The Computer History Museum is Silicon Valley’s premiere institution for the collection and preservation of the stories of the Information Age, with the goal of informing its future. As part of the museum’s new Exponential Center, I prototyped across content verticals to show impact and drive fundraising. When I left, the Center was the highest-performing segment of the museum.
During my time, I focused on extracting stories of entrepreneurship, tech culture, and innovation from our collection and bringing them to life in thought-provoking, accessible experiences. I also helped advise the museum and the center on strategy during its efforts to realign its mission to the changing identity of the broader tech industry.
Part of that strategy involved exploring the institution’s role as an activist agent for change through a nine-part series of videos and accompanying materials entitled Women’s Work (video above), which focused on various aspects of gender bias in the tech industry. I creative directed and produced the campaign.
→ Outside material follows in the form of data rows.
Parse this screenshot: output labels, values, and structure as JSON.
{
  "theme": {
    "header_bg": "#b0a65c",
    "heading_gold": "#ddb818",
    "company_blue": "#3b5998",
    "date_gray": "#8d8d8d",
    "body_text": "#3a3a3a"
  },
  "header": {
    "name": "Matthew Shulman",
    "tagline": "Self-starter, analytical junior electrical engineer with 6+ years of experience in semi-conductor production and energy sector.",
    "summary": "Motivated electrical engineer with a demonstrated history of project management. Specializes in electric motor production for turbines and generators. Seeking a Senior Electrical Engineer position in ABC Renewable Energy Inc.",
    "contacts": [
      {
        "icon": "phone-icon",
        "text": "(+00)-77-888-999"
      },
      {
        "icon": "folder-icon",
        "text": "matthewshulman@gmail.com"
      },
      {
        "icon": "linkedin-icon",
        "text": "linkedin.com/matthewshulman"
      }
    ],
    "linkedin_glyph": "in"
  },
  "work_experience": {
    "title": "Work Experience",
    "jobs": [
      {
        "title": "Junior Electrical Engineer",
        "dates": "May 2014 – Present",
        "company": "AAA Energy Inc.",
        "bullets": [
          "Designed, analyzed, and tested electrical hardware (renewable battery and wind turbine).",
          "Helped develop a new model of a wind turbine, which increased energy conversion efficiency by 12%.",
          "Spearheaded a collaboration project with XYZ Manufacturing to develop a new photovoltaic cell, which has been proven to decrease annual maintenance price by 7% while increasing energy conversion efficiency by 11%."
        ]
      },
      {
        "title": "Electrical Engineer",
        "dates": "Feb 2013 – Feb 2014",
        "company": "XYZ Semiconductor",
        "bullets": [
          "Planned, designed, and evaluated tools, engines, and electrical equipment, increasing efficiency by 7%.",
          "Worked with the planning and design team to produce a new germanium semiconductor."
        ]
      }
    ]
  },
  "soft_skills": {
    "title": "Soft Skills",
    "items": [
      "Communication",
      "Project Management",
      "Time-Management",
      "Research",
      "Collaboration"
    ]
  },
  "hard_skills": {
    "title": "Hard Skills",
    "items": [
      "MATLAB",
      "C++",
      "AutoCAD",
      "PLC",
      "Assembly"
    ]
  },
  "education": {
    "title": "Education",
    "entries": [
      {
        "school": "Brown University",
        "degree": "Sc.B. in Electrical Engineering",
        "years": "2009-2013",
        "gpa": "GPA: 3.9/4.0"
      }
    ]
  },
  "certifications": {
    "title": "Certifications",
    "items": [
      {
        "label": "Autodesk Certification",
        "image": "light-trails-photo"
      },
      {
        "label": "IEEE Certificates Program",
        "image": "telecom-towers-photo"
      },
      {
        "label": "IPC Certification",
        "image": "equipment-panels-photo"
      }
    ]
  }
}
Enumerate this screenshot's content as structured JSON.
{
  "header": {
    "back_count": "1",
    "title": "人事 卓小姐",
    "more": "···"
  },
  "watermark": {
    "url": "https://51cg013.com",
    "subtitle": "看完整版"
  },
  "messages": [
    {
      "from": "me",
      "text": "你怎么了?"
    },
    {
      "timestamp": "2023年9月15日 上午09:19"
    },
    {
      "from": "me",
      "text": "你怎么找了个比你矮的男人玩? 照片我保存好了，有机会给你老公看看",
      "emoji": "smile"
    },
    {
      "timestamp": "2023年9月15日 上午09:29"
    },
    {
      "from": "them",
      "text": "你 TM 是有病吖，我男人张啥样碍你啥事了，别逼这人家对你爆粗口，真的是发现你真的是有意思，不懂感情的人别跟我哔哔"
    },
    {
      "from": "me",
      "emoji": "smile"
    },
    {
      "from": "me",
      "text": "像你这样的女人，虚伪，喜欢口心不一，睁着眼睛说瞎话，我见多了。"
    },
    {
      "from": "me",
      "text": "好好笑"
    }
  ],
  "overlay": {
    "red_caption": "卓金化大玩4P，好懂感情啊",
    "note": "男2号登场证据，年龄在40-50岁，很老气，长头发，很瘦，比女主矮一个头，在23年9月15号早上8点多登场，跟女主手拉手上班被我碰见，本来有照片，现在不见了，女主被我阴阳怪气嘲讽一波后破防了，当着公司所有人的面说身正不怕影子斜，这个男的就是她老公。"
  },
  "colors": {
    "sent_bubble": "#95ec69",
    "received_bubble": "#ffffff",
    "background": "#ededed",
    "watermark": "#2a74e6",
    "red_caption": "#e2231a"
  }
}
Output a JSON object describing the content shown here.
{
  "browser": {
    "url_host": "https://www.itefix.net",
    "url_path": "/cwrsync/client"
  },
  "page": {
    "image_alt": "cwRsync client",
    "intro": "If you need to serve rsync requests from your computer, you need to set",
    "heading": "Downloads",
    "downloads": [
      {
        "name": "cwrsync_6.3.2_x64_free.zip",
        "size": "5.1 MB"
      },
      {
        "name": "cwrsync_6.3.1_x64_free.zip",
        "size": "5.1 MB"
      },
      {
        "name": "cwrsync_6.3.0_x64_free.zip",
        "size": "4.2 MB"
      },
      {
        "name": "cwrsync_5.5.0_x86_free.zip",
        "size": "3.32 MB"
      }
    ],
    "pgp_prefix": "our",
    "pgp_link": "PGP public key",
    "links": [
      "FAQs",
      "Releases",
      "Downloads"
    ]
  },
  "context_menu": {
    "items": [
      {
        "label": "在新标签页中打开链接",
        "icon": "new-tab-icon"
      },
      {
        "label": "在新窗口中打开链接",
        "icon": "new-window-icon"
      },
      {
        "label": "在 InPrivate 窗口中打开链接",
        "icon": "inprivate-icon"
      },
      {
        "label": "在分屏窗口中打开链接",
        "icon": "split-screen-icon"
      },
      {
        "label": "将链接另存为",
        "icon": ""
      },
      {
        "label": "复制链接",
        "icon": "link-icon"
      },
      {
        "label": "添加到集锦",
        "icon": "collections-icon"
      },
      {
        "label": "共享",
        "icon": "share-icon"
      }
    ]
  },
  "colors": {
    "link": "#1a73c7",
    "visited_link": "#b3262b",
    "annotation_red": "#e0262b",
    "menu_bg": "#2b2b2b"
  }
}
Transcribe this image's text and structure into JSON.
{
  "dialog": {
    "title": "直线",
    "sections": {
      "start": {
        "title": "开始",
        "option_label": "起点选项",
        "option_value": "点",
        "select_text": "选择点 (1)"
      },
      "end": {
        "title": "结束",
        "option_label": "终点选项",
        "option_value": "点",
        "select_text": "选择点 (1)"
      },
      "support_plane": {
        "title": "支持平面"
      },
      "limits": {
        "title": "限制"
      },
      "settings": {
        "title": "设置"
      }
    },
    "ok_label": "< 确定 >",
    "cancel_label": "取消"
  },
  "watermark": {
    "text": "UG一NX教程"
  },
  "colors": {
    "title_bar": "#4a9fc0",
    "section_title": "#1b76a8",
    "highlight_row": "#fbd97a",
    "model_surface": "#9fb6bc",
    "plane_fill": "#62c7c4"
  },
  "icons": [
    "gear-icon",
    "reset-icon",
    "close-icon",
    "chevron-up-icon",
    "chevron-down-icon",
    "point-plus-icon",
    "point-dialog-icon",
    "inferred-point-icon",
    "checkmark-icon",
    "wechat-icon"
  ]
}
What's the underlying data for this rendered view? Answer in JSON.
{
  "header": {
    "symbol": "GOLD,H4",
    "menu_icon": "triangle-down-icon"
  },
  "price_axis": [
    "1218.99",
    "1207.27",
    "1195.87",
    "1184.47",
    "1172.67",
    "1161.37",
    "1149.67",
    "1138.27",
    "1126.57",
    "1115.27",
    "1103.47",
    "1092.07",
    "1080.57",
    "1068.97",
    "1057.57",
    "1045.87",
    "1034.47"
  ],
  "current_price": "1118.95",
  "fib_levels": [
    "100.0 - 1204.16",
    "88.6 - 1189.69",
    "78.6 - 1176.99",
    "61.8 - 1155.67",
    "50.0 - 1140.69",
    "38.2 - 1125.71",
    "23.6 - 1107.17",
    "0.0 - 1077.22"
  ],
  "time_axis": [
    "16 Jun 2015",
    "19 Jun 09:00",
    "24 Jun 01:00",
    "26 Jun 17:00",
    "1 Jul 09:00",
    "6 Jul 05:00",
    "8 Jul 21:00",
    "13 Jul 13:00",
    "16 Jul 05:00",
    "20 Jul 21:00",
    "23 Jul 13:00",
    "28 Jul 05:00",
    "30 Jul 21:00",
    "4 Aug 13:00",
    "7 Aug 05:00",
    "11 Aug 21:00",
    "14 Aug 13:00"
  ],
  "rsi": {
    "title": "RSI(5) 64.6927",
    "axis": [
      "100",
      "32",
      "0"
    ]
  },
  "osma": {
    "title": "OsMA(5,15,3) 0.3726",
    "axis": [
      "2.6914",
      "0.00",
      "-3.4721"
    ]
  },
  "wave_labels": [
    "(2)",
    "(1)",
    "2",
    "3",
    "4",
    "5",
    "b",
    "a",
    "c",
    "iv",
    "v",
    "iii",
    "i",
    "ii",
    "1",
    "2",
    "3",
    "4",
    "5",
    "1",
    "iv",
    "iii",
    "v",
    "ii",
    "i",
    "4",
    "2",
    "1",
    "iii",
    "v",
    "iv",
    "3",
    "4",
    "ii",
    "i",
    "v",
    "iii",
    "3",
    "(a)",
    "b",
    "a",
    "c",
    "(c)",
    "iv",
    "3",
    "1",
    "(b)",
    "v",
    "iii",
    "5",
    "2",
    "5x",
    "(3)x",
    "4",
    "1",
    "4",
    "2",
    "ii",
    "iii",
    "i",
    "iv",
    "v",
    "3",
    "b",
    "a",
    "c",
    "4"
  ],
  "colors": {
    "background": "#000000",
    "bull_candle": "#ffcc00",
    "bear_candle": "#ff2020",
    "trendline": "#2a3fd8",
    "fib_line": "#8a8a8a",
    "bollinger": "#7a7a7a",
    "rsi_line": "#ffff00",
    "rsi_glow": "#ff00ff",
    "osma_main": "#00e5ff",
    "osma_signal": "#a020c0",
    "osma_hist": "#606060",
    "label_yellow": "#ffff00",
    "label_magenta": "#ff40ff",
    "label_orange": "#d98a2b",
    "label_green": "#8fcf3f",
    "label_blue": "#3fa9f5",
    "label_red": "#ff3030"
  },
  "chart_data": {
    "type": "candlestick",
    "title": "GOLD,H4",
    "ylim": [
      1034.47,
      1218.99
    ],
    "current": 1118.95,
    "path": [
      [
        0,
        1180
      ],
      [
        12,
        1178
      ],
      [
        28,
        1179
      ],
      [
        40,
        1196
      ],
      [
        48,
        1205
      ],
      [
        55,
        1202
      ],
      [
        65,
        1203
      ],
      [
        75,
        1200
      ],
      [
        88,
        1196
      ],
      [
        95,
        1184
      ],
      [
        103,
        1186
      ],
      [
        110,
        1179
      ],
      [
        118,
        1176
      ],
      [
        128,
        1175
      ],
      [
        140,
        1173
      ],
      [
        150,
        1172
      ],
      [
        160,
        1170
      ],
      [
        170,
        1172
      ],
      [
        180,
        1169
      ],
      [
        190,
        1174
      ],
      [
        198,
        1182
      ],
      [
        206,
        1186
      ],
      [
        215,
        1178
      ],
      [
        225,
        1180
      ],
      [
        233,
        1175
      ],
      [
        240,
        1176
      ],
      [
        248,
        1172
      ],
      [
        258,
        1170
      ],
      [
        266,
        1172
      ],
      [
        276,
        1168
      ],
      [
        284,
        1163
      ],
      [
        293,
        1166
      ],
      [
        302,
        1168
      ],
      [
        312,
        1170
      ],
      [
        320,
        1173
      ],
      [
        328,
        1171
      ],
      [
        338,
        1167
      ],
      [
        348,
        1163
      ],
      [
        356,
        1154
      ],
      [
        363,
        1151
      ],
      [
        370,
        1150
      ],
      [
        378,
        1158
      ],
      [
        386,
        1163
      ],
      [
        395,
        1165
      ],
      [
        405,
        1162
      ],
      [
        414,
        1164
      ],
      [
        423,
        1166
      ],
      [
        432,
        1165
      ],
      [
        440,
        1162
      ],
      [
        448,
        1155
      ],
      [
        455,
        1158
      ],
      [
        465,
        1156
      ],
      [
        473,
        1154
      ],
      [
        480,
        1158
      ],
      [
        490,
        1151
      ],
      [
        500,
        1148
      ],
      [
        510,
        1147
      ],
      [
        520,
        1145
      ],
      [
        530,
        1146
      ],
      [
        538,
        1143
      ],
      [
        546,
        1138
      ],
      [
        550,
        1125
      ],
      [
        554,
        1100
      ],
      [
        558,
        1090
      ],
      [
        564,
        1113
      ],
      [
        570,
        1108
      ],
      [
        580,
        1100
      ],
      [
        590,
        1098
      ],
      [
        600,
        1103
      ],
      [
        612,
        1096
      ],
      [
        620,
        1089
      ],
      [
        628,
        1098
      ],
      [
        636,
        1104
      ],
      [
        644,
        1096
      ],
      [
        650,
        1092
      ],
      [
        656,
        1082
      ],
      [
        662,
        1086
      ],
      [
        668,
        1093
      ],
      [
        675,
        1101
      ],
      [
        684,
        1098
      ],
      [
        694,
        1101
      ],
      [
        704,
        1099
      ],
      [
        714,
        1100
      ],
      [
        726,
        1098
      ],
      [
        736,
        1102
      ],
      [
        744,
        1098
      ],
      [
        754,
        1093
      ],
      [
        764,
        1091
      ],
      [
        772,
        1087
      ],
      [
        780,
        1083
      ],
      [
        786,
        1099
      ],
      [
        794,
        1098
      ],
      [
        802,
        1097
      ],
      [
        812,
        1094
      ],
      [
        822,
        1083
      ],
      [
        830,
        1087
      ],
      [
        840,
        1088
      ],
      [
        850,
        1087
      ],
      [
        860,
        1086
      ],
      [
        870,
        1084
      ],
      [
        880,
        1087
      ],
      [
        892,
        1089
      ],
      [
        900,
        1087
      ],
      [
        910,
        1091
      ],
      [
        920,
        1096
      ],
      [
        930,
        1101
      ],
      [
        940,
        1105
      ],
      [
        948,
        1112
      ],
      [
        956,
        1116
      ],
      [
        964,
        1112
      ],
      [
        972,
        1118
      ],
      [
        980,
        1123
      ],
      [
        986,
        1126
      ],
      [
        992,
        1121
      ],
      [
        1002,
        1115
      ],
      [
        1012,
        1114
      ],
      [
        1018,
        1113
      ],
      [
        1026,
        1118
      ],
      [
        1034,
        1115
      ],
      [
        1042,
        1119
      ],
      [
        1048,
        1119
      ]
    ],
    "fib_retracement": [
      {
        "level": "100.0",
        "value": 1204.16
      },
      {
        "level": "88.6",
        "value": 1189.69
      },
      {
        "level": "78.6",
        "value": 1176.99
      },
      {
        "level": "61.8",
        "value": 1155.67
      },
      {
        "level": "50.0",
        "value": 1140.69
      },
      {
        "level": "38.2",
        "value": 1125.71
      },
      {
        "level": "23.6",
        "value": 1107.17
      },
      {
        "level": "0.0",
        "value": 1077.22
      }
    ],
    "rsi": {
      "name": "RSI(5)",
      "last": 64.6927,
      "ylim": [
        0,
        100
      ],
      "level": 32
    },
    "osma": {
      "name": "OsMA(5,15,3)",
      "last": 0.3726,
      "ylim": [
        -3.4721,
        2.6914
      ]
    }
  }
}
In support of Exponential’s effort to establish ourselves as a leader in our space, I created a system for understanding stakeholder and guest archetypes, prioritized methods of content delivery based on those discoveries, led creative workshops and created a design toolkit for the Museum, and helped create proofs of concept across a variety of forms. This included writing, designing, and playtesting an interactive course comparing the business lifecycles of Apple and Intel, creative directing an integrated campaign, One Word (left), and authoring the successful grant proposal and creative pitch for the Museum’s first exhibit outside the institution, UpStart.